- comcáac (with stress placement explicitly indicated)
- con ca'ac
- plural of
The pronunciation of the Seri word comcaac (since at least the mid-20th century phonetically [koŋˈkɑːk]) is with a stress on the second syllable (due to the long vowel there). The letter "m" is pronounced like English [ng] when it is in an unstressed syllable preceding a back consonant, like the letter "c", which is phonetically /k/. Since the letter "n" is not pronounced in this way in the Seri language, so-called alternate spellings with "n" are incorrect attempts to write the Seri word like an English or Spanish speaker would pronounce it. So-called alternate spellings with an apostrophe between the vowels are simple misunderstandings of the spelling comcáac which simply makes the stress pattern explicit.
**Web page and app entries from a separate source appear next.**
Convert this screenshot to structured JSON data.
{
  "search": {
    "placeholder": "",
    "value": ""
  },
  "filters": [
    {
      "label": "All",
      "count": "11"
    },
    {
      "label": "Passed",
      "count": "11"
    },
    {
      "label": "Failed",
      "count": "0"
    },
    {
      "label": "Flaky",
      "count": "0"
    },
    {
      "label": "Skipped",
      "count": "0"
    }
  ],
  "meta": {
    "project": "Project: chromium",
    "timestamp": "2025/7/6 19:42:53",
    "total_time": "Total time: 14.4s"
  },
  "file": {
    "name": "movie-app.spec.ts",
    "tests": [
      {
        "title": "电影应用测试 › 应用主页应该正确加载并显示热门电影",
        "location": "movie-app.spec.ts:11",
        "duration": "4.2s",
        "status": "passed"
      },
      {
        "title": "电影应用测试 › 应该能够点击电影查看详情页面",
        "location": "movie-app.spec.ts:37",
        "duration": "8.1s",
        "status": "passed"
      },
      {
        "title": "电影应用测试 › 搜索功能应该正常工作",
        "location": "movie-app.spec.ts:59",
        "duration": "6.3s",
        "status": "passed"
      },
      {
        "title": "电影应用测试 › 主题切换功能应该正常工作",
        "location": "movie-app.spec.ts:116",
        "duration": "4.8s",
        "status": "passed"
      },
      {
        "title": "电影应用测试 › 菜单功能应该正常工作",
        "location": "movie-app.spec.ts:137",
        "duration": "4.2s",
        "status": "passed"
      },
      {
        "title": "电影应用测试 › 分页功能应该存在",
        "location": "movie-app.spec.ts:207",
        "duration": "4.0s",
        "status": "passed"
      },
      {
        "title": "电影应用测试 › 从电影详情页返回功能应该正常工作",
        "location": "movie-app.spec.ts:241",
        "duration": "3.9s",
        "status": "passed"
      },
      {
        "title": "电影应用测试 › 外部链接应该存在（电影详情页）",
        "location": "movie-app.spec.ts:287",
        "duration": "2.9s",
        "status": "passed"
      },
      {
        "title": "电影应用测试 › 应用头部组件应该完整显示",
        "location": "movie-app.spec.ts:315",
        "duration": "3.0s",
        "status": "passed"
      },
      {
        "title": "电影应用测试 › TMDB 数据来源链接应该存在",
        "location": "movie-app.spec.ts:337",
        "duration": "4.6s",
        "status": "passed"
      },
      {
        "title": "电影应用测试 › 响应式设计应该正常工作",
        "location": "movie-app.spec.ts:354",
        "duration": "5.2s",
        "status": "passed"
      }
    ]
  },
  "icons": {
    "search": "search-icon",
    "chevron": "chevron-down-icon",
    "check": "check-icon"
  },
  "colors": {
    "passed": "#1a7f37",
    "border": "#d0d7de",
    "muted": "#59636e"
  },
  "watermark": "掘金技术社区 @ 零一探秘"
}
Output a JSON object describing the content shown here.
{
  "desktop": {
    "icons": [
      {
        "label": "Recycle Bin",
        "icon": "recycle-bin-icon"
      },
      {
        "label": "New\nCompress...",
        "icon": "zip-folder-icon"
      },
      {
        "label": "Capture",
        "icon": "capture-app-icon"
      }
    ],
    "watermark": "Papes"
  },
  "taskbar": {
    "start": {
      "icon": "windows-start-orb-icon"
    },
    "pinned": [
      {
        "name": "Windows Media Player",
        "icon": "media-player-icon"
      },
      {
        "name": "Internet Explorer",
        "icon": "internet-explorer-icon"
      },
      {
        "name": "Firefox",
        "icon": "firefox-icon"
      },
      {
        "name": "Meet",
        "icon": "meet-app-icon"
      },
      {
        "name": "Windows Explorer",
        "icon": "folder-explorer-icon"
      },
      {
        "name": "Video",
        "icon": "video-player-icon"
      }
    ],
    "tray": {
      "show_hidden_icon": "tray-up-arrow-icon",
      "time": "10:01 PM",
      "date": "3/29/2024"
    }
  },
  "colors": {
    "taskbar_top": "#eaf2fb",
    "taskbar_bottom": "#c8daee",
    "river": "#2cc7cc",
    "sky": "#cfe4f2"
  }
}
Spellings using "u" reflect the fact that to English or Spanish ears the "o" of the language sometimes sounds like a "u". However, there is no letter (nor phoneme) "u" in the language. The spelling comcaac has become the standard spelling in the past thirty years and is used in the 2005 trilingual Seri dictionary and in literature that is currently being produced by proficient writers within the group.
Supposed etymologies or meanings of this word are usually inventions or misapplications of undocumented (and probably spurious) etymologies of the word "Seri". The word comcaac usually refers to the Seri people (in contrast with other ethnic groups), and sometimes to just people (in contrast with non-human animals and objects).
The word was transcribed "komkak" in two of the earliest wordlists collected (by non-linguists who were unaware of each other's work), in 1852 and 1879. This would indicate that the phoneme /m/ was actually still pronounced as [m] at that time and that later the velar allophone [ŋ] developed in this context.
The word comcaac is a noun that refers to plural human beings. Thus a phrase such as "a comcaac man" is odd, as is a phrase such as "the comcaac language". For the former, if one really wants to avoid saying simply "a Seri man", one might use "a cmiique man". For the latter, if one wants to not use "the Seri language", one might use "the language cmiique iitom", since "cmiique iitom" is the general expression for the Seri language. For a phrase such as "the Seri culture", one might use "the culture of the comcaac".